_Exercise description:_ Nothing should be left out: write out the whole listing exactly.

_Exercise material:_
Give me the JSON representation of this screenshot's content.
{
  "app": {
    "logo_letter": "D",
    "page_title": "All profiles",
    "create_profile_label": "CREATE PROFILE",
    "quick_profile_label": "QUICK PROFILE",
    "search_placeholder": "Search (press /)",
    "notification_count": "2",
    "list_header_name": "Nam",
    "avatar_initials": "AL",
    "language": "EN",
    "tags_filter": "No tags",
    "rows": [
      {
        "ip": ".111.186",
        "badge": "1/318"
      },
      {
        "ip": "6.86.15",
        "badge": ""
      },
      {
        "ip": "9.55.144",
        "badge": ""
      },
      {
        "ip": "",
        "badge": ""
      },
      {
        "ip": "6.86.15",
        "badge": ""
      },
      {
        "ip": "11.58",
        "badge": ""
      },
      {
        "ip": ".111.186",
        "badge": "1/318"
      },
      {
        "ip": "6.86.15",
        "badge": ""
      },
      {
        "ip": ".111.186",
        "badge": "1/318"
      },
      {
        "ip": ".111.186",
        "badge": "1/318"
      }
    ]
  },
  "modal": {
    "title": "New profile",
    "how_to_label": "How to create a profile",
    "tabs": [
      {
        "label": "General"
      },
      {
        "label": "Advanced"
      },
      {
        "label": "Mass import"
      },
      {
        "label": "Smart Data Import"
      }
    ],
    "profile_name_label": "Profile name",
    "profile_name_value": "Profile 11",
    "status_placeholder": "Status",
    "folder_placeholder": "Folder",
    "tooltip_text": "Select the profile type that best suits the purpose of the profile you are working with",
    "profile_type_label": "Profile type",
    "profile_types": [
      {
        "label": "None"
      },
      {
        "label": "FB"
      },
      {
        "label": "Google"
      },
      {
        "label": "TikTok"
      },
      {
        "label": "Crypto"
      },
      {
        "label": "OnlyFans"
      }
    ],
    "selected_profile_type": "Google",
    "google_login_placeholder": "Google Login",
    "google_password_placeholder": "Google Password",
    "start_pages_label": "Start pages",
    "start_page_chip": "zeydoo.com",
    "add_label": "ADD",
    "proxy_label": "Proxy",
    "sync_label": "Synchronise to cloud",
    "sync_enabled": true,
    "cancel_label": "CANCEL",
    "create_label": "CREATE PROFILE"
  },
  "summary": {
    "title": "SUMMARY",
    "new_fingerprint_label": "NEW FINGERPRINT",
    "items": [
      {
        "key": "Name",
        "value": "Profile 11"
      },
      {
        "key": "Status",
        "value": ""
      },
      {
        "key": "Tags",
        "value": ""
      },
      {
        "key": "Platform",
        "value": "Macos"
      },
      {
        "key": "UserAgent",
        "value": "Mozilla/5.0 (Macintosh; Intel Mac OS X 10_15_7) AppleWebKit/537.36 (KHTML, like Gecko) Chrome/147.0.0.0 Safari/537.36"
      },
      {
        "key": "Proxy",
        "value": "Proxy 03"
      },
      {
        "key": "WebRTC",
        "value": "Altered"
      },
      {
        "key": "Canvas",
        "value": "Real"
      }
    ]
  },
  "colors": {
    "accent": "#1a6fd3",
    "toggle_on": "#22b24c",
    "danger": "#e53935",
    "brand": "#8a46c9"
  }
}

_Output for this exercise:_
Give me the JSON representation of this screenshot's content.
{
  "app": {
    "logo_letter": "D",
    "page_title": "All profiles",
    "create_profile_label": "CREATE PROFILE",
    "quick_profile_label": "QUICK PROFILE",
    "search_placeholder": "Search (press /)",
    "notification_count": "2",
    "list_header_name": "Nam",
    "avatar_initials": "AL",
    "language": "EN",
    "tags_filter": "No tags",
    "rows": [
      {
        "ip": ".111.186",
        "badge": "1/318"
      },
      {
        "ip": "6.86.15",
        "badge": ""
      },
      {
        "ip": "9.55.144",
        "badge": ""
      },
      {
        "ip": "",
        "badge": ""
      },
      {
        "ip": "6.86.15",
        "badge": ""
      },
      {
        "ip": "11.58",
        "badge": ""
      },
      {
        "ip": ".111.186",
        "badge": "1/318"
      },
      {
        "ip": "6.86.15",
        "badge": ""
      },
      {
        "ip": ".111.186",
        "badge": "1/318"
      },
      {
        "ip": ".111.186",
        "badge": "1/318"
      }
    ]
  },
  "modal": {
    "title": "New profile",
    "how_to_label": "How to create a profile",
    "tabs": [
      {
        "label": "General"
      },
      {
        "label": "Advanced"
      },
      {
        "label": "Mass import"
      },
      {
        "label": "Smart Data Import"
      }
    ],
    "profile_name_label": "Profile name",
    "profile_name_value": "Profile 11",
    "status_placeholder": "Status",
    "folder_placeholder": "Folder",
    "tooltip_text": "Select the profile type that best suits the purpose of the profile you are working with",
    "profile_type_label": "Profile type",
    "profile_types": [
      {
        "label": "None"
      },
      {
        "label": "FB"
      },
      {
        "label": "Google"
      },
      {
        "label": "TikTok"
      },
      {
        "label": "Crypto"
      },
      {
        "label": "OnlyFans"
      }
    ],
    "selected_profile_type": "Google",
    "google_login_placeholder": "Google Login",
    "google_password_placeholder": "Google Password",
    "start_pages_label": "Start pages",
    "start_page_chip": "zeydoo.com",
    "add_label": "ADD",
    "proxy_label": "Proxy",
    "sync_label": "Synchronise to cloud",
    "sync_enabled": true,
    "cancel_label": "CANCEL",
    "create_label": "CREATE PROFILE"
  },
  "summary": {
    "title": "SUMMARY",
    "new_fingerprint_label": "NEW FINGERPRINT",
    "items": [
      {
        "key": "Name",
        "value": "Profile 11"
      },
      {
        "key": "Status",
        "value": ""
      },
      {
        "key": "Tags",
        "value": ""
      },
      {
        "key": "Platform",
        "value": "Macos"
      },
      {
        "key": "UserAgent",
        "value": "Mozilla/5.0 (Macintosh; Intel Mac OS X 10_15_7) AppleWebKit/537.36 (KHTML, like Gecko) Chrome/147.0.0.0 Safari/537.36"
      },
      {
        "key": "Proxy",
        "value": "Proxy 03"
      },
      {
        "key": "WebRTC",
        "value": "Altered"
      },
      {
        "key": "Canvas",
        "value": "Real"
      }
    ]
  },
  "colors": {
    "accent": "#1a6fd3",
    "toggle_on": "#22b24c",
    "danger": "#e53935",
    "brand": "#8a46c9"
  }
}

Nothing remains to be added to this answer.